Center for Law and the Public’s Health

Preemption

Preemption refers to the ability of a higher level of government to legally prevent, or preempt, a lower level of government from acting. While preemption may lead to a strong, uniform standard, it may also stifle policy innovation, leaving state or local governments with little room to experiment with laws intended to address their unique needs. Center faculty have researched and analyzed the effects of preemption on public health.

Selected Publications:

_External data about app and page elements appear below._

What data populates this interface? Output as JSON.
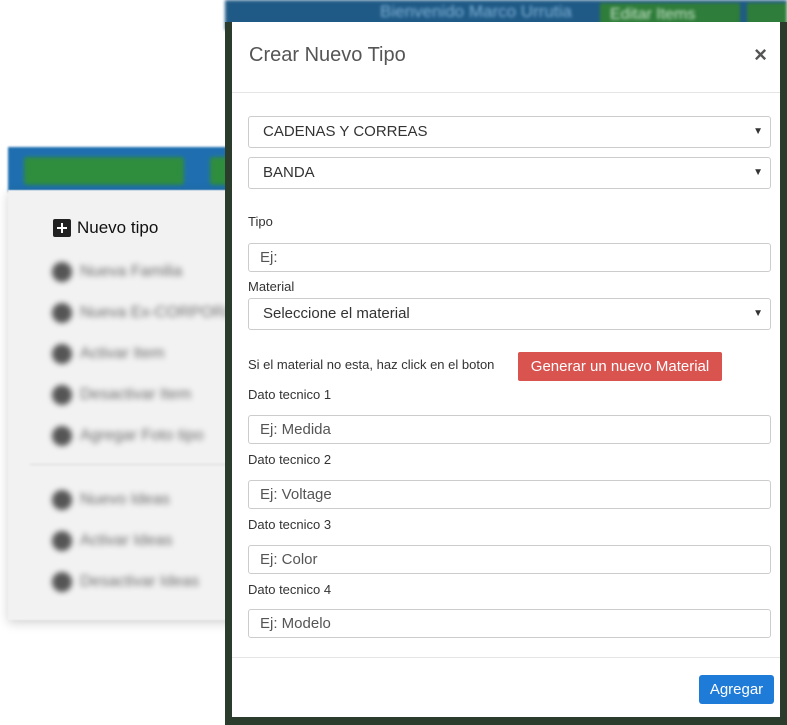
{
  "background": {
    "welcome_text": "Bienvenido Marco Urrutia",
    "edit_button_label": "Editar Items",
    "menu": {
      "new_type_label": "Nuevo tipo",
      "blurred_items": [
        "Nueva Familia",
        "Nueva Ex-CORPORA",
        "Activar Item",
        "Desactivar Item",
        "Agregar Foto tipo",
        "Nuevo Ideas",
        "Activar Ideas",
        "Desactivar Ideas"
      ]
    }
  },
  "modal": {
    "title": "Crear Nuevo Tipo",
    "close_symbol": "×",
    "category_select": "CADENAS Y CORREAS",
    "subcategory_select": "BANDA",
    "tipo_label": "Tipo",
    "tipo_placeholder": "Ej:",
    "material_label": "Material",
    "material_select": "Seleccione el material",
    "material_note": "Si el material no esta, haz click en el boton",
    "generate_material_button": "Generar un nuevo Material",
    "dato1_label": "Dato tecnico 1",
    "dato1_placeholder": "Ej: Medida",
    "dato2_label": "Dato tecnico 2",
    "dato2_placeholder": "Ej: Voltage",
    "dato3_label": "Dato tecnico 3",
    "dato3_placeholder": "Ej: Color",
    "dato4_label": "Dato tecnico 4",
    "dato4_placeholder": "Ej: Modelo",
    "submit_button": "Agregar"
  },
  "colors": {
    "primary": "#1f7bd8",
    "danger": "#d9534f",
    "header_bar": "#1f5a86"
  }
}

  • Tung GJ, Vernick JS, Stuart EA, Webster DW. Political factors affecting the enactment of state-level clean indoor air laws. Am J Public Health. 2014;104(6):e92-e97.
  • Rutkow L, Pomeranz JL, Rodman SO. Local governments and the food system: innovative approaches to public health law and policy. Annals Health Law. 2013;22(2):355-372.
  • Rutkow L, Vernick JS, Hodge JG Jr, Teret SP. Preemption and the obesity epidemic: state and local menu labeling laws and the nutrition labeling and education act. J Law Med Ethics. 2008;36(4):772-789.
  • Pomeranz JL, Teret SP, Sugarman SD, Rutkow L, Brownell KD. Innovative legal approaches to address obesity. Milbank Q. 2009;87(1):185-213.
preemption
design element